(Required work) Print the lines below exactly as written, with none missing.

┄┄┄┄┄┄

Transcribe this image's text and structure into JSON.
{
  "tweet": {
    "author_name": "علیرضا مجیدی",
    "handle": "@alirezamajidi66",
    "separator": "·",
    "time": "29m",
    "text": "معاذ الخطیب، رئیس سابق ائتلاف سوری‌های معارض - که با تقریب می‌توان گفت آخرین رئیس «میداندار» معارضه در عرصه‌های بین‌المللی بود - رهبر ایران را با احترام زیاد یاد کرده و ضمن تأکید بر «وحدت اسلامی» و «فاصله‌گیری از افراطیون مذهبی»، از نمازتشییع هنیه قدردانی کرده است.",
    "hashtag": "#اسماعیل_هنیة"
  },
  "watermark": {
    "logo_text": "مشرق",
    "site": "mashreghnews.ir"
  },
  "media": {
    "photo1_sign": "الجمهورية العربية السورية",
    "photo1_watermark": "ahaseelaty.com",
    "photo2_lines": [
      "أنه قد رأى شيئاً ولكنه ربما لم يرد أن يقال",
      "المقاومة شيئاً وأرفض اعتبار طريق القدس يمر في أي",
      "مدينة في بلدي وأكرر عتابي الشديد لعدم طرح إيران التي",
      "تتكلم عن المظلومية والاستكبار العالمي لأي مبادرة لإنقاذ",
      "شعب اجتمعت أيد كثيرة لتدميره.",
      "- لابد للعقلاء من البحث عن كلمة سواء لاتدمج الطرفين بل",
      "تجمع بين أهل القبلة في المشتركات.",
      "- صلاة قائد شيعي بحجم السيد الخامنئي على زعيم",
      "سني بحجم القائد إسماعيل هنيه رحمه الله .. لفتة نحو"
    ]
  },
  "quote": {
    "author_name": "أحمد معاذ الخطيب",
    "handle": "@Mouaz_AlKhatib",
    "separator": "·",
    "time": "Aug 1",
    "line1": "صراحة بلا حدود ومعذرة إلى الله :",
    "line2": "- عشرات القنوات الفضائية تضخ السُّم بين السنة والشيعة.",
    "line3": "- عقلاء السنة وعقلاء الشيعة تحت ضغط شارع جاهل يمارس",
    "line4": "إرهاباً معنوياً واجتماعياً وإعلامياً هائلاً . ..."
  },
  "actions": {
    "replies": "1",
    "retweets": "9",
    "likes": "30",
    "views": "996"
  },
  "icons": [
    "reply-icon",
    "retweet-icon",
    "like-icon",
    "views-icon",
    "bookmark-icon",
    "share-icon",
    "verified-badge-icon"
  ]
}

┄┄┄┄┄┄

(Response)
Transcribe this image's text and structure into JSON.
{
  "tweet": {
    "author_name": "علیرضا مجیدی",
    "handle": "@alirezamajidi66",
    "separator": "·",
    "time": "29m",
    "text": "معاذ الخطیب، رئیس سابق ائتلاف سوری‌های معارض - که با تقریب می‌توان گفت آخرین رئیس «میداندار» معارضه در عرصه‌های بین‌المللی بود - رهبر ایران را با احترام زیاد یاد کرده و ضمن تأکید بر «وحدت اسلامی» و «فاصله‌گیری از افراطیون مذهبی»، از نمازتشییع هنیه قدردانی کرده است.",
    "hashtag": "#اسماعیل_هنیة"
  },
  "watermark": {
    "logo_text": "مشرق",
    "site": "mashreghnews.ir"
  },
  "media": {
    "photo1_sign": "الجمهورية العربية السورية",
    "photo1_watermark": "ahaseelaty.com",
    "photo2_lines": [
      "أنه قد رأى شيئاً ولكنه ربما لم يرد أن يقال",
      "المقاومة شيئاً وأرفض اعتبار طريق القدس يمر في أي",
      "مدينة في بلدي وأكرر عتابي الشديد لعدم طرح إيران التي",
      "تتكلم عن المظلومية والاستكبار العالمي لأي مبادرة لإنقاذ",
      "شعب اجتمعت أيد كثيرة لتدميره.",
      "- لابد للعقلاء من البحث عن كلمة سواء لاتدمج الطرفين بل",
      "تجمع بين أهل القبلة في المشتركات.",
      "- صلاة قائد شيعي بحجم السيد الخامنئي على زعيم",
      "سني بحجم القائد إسماعيل هنيه رحمه الله .. لفتة نحو"
    ]
  },
  "quote": {
    "author_name": "أحمد معاذ الخطيب",
    "handle": "@Mouaz_AlKhatib",
    "separator": "·",
    "time": "Aug 1",
    "line1": "صراحة بلا حدود ومعذرة إلى الله :",
    "line2": "- عشرات القنوات الفضائية تضخ السُّم بين السنة والشيعة.",
    "line3": "- عقلاء السنة وعقلاء الشيعة تحت ضغط شارع جاهل يمارس",
    "line4": "إرهاباً معنوياً واجتماعياً وإعلامياً هائلاً . ..."
  },
  "actions": {
    "replies": "1",
    "retweets": "9",
    "likes": "30",
    "views": "996"
  },
  "icons": [
    "reply-icon",
    "retweet-icon",
    "like-icon",
    "views-icon",
    "bookmark-icon",
    "share-icon",
    "verified-badge-icon"
  ]
}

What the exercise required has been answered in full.